A nonstress test (NST) is a test done during the last three to four
months of pregnancy in certain high-risk situations, usually to evaluate
the fetus' health. The NST is an "external" test, which means no invasive procedures are necessary to perform the test. It can be done in the doctor's office, a hospital, or a fetal-evaluation unit.
An NST normally takes 20-60 minutes. The NST is called a "nonstress" test because it evaluates the fetus without causing it any stress. A stress test, also known as a "contraction stress test," involves hospital admission and induction of contractions to determine fetal health. The NST is usually done while you lie down or sit in a comfortable chair.
Reasons for doing a nonstress test include certain high risk conditions including:
While you are lying on your side on a bed or strecher, two small monitors are placed on your abdomen and held in place using elastic belts.
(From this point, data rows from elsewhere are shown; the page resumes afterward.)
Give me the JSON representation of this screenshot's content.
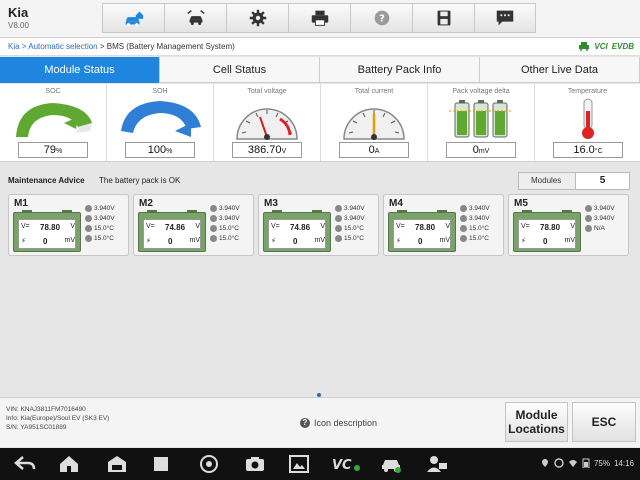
{
  "app": {
    "brand": "Kia",
    "version": "V8.00"
  },
  "toolbar": {
    "buttons": [
      {
        "name": "home-car-icon"
      },
      {
        "name": "vehicle-swap-icon"
      },
      {
        "name": "gear-icon"
      },
      {
        "name": "printer-icon"
      },
      {
        "name": "help-icon"
      },
      {
        "name": "save-icon"
      },
      {
        "name": "message-icon"
      }
    ]
  },
  "breadcrumb": {
    "link1": "Kia",
    "sep1": " > ",
    "link2": "Automatic selection",
    "sep2": " > ",
    "current": "BMS (Battery Management System)",
    "icons": {
      "vci": "VCI",
      "evdb": "EVDB"
    }
  },
  "tabs": [
    {
      "label": "Module Status",
      "active": true
    },
    {
      "label": "Cell Status",
      "active": false
    },
    {
      "label": "Battery Pack Info",
      "active": false
    },
    {
      "label": "Other Live Data",
      "active": false
    }
  ],
  "gauges": [
    {
      "label": "SOC",
      "value": "79",
      "unit": "%"
    },
    {
      "label": "SOH",
      "value": "100",
      "unit": "%"
    },
    {
      "label": "Total voltage",
      "value": "386.70",
      "unit": "V"
    },
    {
      "label": "Total current",
      "value": "0",
      "unit": "A"
    },
    {
      "label": "Pack voltage delta",
      "value": "0",
      "unit": "mV"
    },
    {
      "label": "Temperature",
      "value": "16.0",
      "unit": "°C"
    }
  ],
  "maintenance": {
    "label": "Maintenance Advice",
    "message": "The battery pack is OK"
  },
  "modules_count": {
    "label": "Modules",
    "value": "5"
  },
  "modules": [
    {
      "id": "M1",
      "voltage": "78.80",
      "vunit": "V",
      "current": "0",
      "aunit": "mV",
      "stats": [
        "3.940V",
        "3.940V",
        "15.0°C",
        "15.0°C"
      ]
    },
    {
      "id": "M2",
      "voltage": "74.86",
      "vunit": "V",
      "current": "0",
      "aunit": "mV",
      "stats": [
        "3.940V",
        "3.940V",
        "15.0°C",
        "15.0°C"
      ]
    },
    {
      "id": "M3",
      "voltage": "74.86",
      "vunit": "V",
      "current": "0",
      "aunit": "mV",
      "stats": [
        "3.940V",
        "3.940V",
        "15.0°C",
        "15.0°C"
      ]
    },
    {
      "id": "M4",
      "voltage": "78.80",
      "vunit": "V",
      "current": "0",
      "aunit": "mV",
      "stats": [
        "3.940V",
        "3.940V",
        "15.0°C",
        "15.0°C"
      ]
    },
    {
      "id": "M5",
      "voltage": "78.80",
      "vunit": "V",
      "current": "0",
      "aunit": "mV",
      "stats": [
        "3.940V",
        "3.940V",
        "N/A"
      ]
    }
  ],
  "vehicle_info": {
    "vin": "VIN: KNAJ3811FM7016490",
    "info": "Info: Kia(Europe)/Soul EV (SK3 EV)",
    "sn": "S/N: YA951SC01889"
  },
  "icon_description": "Icon description",
  "buttons": {
    "module_locations": "Module Locations",
    "esc": "ESC"
  },
  "status_bar": {
    "battery": "75%",
    "time": "14:16"
  },
  "colors": {
    "accent": "#1f86e0",
    "soc": "#5fa832",
    "soh": "#2f7fd6"
  }
}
One monitor checks for contractions; the other records the fetal heartbeat. The two monitors are attached by cables to a larger machine, the electronic fetal monitor. You're given a pushbutton and asked to push it every time you feel the fetus move. Your button pushes are recorded and then compared with the fetal heartrate tracing, the number of fetal movements, and the response of the fetus' heart to the movements.
The test results may be either reactive or nonreactive:
A nonreactive NST doesn't necessarily mean there's a problem. In fact, in a large proportion of cases, the fetus is perfectly healthy despite the nonreactive NST. A nonreactive result usually indicates that further testing should be done, such as a biophysical profile or a contraction stress test.